The ambassador of Saudi Arabia has been found murdered in Ivory Coast's commercial capital, Abidjan.
Diplomats believe it was not politically motivated, but mystery still surrounds the motives for the killing.
The dead ambassador, Mohammed Ahmed Rasheed, was found naked, bathing in a pool of blood, in the stairwell of a towering apartment block in downtown Plateau this morning.
Although he lived on the 17th floor of the skyscraper, his body was found two floors down, and he appears to have been killed outside the flat.
One of his neighbours told me the apartment was spotless, while the corridor and stairwell were stained in blood.
One witness said he had three injury marks on his head, as if he had been hit with a heavy object.
However, earlier reports said his throat had been slit.
Dozens of police were quick to cordon off the area, and blocked journalists from seeing more.
Strangely, none of the neighbours heard any sounds last night, although most of the flats on his floor are inhabited.
Mr Rasheed had been due to dine with the Algerian ambassador last night, but cancelled at the last minute.
Mysteriously, the building suffered a rare power failure around the same time, between 2000-2100, and residents say that the sound of the generators kicking in was so loud that they could not even hear their own television sets, let alone noises from outside.
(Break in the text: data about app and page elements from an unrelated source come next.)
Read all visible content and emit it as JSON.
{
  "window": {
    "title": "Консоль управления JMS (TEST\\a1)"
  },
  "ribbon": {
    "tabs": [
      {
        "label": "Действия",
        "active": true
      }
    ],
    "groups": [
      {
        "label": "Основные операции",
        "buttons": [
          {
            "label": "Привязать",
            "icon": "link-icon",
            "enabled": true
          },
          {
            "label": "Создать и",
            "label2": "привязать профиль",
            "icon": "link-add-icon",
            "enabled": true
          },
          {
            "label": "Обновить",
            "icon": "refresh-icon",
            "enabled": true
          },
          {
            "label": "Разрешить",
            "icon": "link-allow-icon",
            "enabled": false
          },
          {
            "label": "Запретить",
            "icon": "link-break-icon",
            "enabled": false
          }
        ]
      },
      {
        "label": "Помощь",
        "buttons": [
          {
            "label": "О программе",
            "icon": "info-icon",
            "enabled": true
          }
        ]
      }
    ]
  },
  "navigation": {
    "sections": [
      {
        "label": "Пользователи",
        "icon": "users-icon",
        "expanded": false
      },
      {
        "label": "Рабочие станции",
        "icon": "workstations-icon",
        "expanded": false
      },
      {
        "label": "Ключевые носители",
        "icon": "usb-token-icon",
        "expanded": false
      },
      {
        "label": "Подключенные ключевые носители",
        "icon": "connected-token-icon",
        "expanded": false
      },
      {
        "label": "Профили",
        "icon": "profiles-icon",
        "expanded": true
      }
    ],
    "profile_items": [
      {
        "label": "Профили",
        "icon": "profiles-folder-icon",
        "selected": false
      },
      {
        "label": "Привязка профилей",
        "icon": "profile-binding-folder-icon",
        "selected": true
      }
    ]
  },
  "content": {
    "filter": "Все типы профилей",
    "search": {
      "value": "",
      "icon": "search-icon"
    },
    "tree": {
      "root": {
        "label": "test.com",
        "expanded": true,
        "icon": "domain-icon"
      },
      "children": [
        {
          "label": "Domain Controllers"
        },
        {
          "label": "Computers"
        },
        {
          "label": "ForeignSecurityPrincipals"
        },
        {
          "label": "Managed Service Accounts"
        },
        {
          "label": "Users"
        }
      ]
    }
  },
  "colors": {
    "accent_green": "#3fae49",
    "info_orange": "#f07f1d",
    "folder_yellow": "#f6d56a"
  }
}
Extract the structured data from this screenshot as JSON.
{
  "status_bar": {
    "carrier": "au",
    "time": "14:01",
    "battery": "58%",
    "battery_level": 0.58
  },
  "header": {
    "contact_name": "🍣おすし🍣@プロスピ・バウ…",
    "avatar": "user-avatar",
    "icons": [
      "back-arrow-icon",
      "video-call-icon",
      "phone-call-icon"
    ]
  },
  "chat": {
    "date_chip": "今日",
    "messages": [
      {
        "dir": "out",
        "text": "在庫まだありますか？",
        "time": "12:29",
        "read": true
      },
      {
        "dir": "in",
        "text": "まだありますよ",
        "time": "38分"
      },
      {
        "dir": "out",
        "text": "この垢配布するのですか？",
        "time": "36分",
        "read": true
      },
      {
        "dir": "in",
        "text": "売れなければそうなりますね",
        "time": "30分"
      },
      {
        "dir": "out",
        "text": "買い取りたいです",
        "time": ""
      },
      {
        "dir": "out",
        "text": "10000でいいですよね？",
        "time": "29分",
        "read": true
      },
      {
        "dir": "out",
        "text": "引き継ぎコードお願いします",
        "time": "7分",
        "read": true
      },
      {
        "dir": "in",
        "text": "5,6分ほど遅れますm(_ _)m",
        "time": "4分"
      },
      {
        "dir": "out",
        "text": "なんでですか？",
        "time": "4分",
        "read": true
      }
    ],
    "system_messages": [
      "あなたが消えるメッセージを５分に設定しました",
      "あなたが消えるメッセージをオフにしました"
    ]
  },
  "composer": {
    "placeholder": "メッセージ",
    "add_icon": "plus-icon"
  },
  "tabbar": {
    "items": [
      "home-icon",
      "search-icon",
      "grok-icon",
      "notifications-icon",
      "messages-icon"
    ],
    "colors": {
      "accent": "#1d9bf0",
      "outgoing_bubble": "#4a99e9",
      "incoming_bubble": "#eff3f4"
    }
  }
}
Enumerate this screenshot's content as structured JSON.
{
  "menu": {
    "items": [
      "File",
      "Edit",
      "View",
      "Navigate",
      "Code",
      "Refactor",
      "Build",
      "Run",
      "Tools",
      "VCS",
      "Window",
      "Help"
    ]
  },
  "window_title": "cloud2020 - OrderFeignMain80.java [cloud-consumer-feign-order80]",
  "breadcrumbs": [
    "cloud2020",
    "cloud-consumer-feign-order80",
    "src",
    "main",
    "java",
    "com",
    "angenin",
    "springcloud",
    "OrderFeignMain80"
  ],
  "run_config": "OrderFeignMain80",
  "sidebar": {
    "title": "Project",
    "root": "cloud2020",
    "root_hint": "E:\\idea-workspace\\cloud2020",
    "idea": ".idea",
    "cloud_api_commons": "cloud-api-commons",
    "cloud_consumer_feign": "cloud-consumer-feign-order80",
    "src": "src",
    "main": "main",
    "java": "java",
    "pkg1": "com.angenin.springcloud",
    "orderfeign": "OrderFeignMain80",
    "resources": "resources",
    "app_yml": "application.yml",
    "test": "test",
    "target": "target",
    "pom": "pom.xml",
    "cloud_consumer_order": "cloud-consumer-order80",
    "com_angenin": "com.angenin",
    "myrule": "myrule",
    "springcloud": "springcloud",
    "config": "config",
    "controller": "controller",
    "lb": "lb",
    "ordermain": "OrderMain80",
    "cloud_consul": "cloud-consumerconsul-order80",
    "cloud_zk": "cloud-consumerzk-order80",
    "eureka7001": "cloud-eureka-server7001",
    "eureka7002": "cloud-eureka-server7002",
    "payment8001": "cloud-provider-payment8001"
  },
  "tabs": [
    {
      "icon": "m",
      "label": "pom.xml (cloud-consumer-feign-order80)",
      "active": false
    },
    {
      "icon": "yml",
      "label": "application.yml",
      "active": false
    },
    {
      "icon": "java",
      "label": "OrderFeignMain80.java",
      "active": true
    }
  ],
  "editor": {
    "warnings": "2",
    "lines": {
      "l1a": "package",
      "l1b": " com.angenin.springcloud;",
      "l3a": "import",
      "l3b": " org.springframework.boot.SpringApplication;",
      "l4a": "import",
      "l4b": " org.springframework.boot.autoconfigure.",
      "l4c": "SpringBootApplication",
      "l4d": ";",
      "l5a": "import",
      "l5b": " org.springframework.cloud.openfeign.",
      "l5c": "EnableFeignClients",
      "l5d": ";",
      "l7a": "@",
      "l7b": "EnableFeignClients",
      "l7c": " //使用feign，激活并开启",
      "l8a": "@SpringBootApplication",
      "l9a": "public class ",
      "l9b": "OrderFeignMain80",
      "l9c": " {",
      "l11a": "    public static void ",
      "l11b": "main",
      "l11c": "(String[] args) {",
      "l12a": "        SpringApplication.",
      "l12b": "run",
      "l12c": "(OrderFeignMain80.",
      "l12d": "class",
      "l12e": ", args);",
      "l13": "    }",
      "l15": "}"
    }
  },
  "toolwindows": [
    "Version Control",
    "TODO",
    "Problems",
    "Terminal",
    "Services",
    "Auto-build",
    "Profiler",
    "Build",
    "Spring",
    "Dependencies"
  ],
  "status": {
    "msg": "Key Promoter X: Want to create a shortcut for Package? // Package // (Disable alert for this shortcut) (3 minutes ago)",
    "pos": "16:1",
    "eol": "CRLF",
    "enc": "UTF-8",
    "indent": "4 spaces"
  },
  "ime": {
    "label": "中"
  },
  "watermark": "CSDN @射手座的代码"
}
The tower block is in one of the most secure areas of Abidjan, next door to the American embassy, with private security guards manning every entrance.
None of them appears to have seen anything suspicious.
The evening curfew was recently put back from 10pm to midnight, until 0600.
In a mark of the seriousness with which the murder is being taken by authorities, Prime Minister Seydou Diarra, foreign minister Mamadou Bamba, and Security Minister, Fofana Zemogo, all visited the scene of the crime this morning.
A few hours later the government pledged on state television that it would find the culprits.
It also lamented that every time Ivory Coast tried to find a way out of crisis, something happened to blemish its image.
Mr Rasheed only arrived in Ivory Coast last December, three months after the armed rebellion which has split the country in two.
The crisis has also led to increasing security concerns, provoking many foreign embassies, the African Development Bank and the United Nations to evacuate staff.
This latest incident will do nothing to encourage them to come back.